Lessons Learned in Health Care and Society
In some ways, COVID-19 will be similar to the flu, in that it's seasonal. But in other ways, it's going to be much more severe. During the "mild" Omicron wave, we saw 2,500 deaths a day from the disease. In a bad flu year, we might see 50,000 deaths the entire season. Omicron beat that in a month.
Beyond immediate deaths, we will continue to see direct and indirect effects of COVID-19 for many years to come.
Many people who contracted COVID-19 will have to live with the effects. We have a huge number of patients who were debilitated from previous COVID-19 episodes. They will very likely end up in the hospital or ICU with even a mild respiratory illness. That's something we're going to be dealing with for a generation.
Because of hospital capacity and staffing during some of the heaviest days of the pandemic, many people did not get the regular health care they should. We're going to see ripple effects from that for the next few years.
Health care systems learned some valuable lessons. Building a strong team that can handle a constantly changing situation put us in a better situation than almost any other preparatory step. University of Utah Health made some critical decisions early on that helped us do well—these include keeping all of our staff and ensuring we had adequate PPE.
Biggest Lesson Learned? It's Up to Us to Determine Risk
We take risks all the time. Every time we get in a car, ride a bicycle, or leave our front door, we take a risk. We mitigate those risks by wearing seatbelts and bike helmets and looking both ways before crossing the street.
Living with COVID-19 is much the same. We'll need to be aware of the risks we're taking when going about our daily routine, and then work to mitigate those risks by getting vaccinations and boosters and masking when appropriate. These considerations will be omnipresent for people with compromised health or immune systems.
Risk awareness goes hand in hand with responsible media consumption. The news during the COVID-19 pandemic was often confusing. Things got worse when people got their information from unreliable news sources. Having access to reliable information is going to be critical for public and individual health.
People will need to have the skills to sort out reliable news from misinformation. With health news, people should go to their own doctor with their questions.
The biggest change we need to make and live with in the future is this: We'll have to think carefully about how our actions impact those around us.
Russell Vinik, MD
Russell Vinik is Chief Medical Operations Officer for University of Utah Health, where he has played a central role in COVID-19 planning and operations, including coordination with governmental agencies and other health systems. Prior to becoming CMOO, Vinik served as Chief Medical Officer for University of Utah Health Plans from 2015 to 2020. Vinik received an MD at the University of Texas Southwestern Medical Center and completed an internal medicine residency at Yale, Greenwich Hospital.
Kencee Graves, MD
Kencee Graves is Associate Chief Medical Officer for Inpatient Health at University of Utah Health.
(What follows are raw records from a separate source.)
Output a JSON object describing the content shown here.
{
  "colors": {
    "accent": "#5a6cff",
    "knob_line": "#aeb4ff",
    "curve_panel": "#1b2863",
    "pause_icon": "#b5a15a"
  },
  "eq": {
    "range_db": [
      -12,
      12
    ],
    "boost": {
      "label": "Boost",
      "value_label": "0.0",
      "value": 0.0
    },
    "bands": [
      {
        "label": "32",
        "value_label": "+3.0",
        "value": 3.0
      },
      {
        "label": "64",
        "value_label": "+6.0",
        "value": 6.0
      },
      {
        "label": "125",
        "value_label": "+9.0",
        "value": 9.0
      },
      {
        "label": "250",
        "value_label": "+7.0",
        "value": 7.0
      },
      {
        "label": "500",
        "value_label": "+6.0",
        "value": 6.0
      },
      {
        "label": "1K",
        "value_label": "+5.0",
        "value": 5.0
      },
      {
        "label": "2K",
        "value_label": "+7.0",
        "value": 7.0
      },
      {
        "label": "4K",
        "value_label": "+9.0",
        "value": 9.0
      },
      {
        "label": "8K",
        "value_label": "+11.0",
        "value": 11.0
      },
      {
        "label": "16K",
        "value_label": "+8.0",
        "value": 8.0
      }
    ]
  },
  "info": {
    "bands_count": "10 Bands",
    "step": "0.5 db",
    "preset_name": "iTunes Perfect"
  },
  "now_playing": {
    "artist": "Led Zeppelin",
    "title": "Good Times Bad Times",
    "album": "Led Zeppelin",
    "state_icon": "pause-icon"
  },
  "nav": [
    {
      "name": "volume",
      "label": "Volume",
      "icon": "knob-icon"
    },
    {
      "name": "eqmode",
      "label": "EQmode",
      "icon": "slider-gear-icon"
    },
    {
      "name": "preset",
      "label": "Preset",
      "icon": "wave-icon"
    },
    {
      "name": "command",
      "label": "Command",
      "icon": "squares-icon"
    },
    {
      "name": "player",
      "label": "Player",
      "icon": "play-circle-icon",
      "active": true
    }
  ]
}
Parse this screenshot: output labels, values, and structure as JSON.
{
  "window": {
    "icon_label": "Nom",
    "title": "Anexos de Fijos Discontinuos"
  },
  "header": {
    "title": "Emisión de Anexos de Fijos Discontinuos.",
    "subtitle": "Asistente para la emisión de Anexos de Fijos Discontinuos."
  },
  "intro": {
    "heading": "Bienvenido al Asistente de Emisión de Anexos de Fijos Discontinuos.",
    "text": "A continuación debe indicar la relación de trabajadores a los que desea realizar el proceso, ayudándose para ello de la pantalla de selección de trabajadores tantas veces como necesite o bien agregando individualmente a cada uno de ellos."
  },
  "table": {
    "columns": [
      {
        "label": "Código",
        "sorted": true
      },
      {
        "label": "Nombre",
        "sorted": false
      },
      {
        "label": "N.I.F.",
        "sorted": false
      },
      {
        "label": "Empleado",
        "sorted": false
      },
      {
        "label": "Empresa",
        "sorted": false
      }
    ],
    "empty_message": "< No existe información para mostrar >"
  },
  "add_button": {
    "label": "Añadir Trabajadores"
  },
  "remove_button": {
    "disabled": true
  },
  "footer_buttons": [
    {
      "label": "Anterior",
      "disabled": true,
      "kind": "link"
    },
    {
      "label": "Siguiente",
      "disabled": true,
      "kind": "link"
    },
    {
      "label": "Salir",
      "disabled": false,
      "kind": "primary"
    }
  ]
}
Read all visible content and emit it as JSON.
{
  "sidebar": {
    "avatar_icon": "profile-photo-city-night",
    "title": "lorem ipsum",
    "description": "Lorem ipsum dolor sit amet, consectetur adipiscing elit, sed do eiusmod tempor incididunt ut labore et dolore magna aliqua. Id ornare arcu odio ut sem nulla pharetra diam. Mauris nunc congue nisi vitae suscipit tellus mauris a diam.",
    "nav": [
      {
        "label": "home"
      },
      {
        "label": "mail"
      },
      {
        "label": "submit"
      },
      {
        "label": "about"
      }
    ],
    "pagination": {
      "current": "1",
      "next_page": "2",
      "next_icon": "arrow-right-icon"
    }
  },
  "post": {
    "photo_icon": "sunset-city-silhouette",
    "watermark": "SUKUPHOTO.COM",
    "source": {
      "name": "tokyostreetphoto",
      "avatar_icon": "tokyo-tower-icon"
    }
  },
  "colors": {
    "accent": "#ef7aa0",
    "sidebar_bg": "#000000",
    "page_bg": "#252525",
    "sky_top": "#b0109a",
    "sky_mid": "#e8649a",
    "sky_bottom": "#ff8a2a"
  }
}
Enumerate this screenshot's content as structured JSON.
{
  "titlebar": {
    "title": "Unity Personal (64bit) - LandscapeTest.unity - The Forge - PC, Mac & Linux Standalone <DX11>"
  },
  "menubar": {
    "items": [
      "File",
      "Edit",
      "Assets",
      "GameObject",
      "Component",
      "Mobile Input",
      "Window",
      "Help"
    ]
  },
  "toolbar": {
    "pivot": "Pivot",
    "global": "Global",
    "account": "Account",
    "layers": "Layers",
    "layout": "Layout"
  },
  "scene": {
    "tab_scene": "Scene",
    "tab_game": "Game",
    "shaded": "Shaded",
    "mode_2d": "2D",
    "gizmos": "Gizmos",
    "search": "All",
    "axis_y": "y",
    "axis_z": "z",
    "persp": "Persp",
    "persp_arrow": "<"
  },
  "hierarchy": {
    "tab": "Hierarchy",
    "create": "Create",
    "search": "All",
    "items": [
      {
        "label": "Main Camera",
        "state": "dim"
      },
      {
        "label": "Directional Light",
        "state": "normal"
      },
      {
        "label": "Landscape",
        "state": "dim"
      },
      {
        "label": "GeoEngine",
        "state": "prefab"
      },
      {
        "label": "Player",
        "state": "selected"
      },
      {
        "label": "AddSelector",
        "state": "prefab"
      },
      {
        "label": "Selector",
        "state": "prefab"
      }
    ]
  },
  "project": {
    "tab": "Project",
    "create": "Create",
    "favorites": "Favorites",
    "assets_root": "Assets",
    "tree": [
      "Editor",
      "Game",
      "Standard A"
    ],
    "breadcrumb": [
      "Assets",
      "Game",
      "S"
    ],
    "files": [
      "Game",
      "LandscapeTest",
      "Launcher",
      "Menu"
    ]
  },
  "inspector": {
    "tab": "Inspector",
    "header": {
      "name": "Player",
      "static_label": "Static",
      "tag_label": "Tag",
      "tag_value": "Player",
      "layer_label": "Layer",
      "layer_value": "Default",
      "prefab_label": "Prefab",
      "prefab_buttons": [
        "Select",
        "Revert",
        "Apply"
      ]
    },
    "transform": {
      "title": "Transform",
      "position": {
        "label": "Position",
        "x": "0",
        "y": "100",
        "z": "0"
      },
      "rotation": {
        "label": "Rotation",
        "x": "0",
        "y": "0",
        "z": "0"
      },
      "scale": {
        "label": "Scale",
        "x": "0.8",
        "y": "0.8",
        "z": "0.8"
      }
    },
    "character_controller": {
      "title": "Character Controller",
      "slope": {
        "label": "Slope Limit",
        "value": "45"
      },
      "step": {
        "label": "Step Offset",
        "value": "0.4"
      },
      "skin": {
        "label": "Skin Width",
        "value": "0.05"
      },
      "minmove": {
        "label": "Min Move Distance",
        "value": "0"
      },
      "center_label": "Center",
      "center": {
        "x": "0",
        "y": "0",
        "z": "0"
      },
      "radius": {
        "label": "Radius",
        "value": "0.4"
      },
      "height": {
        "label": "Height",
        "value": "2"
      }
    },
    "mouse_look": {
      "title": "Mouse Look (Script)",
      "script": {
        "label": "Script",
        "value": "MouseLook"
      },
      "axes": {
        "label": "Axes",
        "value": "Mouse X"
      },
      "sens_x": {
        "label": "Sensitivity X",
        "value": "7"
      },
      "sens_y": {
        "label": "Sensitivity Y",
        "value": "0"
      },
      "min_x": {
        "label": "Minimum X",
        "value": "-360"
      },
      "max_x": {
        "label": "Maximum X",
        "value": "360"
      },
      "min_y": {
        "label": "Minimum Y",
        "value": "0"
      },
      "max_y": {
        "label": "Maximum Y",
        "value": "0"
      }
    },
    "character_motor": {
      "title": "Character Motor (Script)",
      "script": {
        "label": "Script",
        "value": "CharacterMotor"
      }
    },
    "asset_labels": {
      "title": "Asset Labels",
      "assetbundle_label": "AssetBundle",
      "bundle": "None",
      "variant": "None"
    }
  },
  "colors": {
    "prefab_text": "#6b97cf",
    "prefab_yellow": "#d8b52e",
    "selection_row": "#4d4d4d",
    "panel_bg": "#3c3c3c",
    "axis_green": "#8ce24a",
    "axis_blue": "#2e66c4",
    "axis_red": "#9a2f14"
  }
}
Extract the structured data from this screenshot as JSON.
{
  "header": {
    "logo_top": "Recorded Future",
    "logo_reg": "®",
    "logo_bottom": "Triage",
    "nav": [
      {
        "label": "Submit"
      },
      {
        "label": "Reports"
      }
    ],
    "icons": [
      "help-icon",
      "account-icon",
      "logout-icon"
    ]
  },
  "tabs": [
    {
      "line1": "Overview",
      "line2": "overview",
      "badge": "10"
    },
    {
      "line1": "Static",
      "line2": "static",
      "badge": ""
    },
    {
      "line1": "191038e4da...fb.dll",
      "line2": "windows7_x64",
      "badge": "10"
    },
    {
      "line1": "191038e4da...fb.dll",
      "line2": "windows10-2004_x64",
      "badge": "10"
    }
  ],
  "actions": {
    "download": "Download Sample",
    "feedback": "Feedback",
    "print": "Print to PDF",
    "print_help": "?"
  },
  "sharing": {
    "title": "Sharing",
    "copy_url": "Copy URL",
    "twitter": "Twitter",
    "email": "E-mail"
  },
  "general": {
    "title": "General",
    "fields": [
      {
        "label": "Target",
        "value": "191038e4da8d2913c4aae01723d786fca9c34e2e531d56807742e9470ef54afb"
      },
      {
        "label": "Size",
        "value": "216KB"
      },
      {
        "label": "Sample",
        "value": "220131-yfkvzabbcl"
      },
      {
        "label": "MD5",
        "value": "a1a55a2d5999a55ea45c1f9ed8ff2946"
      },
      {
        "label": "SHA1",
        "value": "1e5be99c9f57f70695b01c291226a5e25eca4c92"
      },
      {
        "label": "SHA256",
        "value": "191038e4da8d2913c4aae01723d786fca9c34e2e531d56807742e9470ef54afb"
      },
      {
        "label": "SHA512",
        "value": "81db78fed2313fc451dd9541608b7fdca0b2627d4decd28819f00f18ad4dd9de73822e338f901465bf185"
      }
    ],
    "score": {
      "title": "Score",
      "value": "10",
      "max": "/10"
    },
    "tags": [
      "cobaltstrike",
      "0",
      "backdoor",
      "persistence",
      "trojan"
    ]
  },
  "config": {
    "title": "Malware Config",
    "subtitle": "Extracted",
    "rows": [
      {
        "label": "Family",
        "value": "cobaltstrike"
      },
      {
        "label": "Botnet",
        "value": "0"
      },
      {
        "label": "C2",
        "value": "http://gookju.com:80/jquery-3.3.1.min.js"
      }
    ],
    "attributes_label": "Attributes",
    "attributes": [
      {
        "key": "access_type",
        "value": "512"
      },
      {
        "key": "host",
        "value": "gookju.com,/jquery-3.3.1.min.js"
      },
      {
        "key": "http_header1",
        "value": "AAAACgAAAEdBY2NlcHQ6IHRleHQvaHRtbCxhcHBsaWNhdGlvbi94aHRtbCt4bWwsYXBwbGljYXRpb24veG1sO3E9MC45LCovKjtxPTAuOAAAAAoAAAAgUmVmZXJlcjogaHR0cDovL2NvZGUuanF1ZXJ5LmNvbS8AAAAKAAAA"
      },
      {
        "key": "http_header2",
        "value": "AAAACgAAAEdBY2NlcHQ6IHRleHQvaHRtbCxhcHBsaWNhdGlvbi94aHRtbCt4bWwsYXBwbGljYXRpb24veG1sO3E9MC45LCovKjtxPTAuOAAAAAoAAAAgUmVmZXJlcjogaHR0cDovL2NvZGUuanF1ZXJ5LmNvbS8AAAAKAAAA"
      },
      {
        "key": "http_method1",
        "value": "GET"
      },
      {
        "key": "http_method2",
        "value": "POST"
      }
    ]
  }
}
In this role, she works with clinical teams to improve the care of patients admitted to the hospital, including the U’s response to the COVID-19 pandemic. Graves is an associate professor within the Division of General Internal Medicine and the Department of Internal Medicine. She received an MD at the University of Utah and completed a residency in internal medicine and a fellowship in hospice and palliative medicine at the U.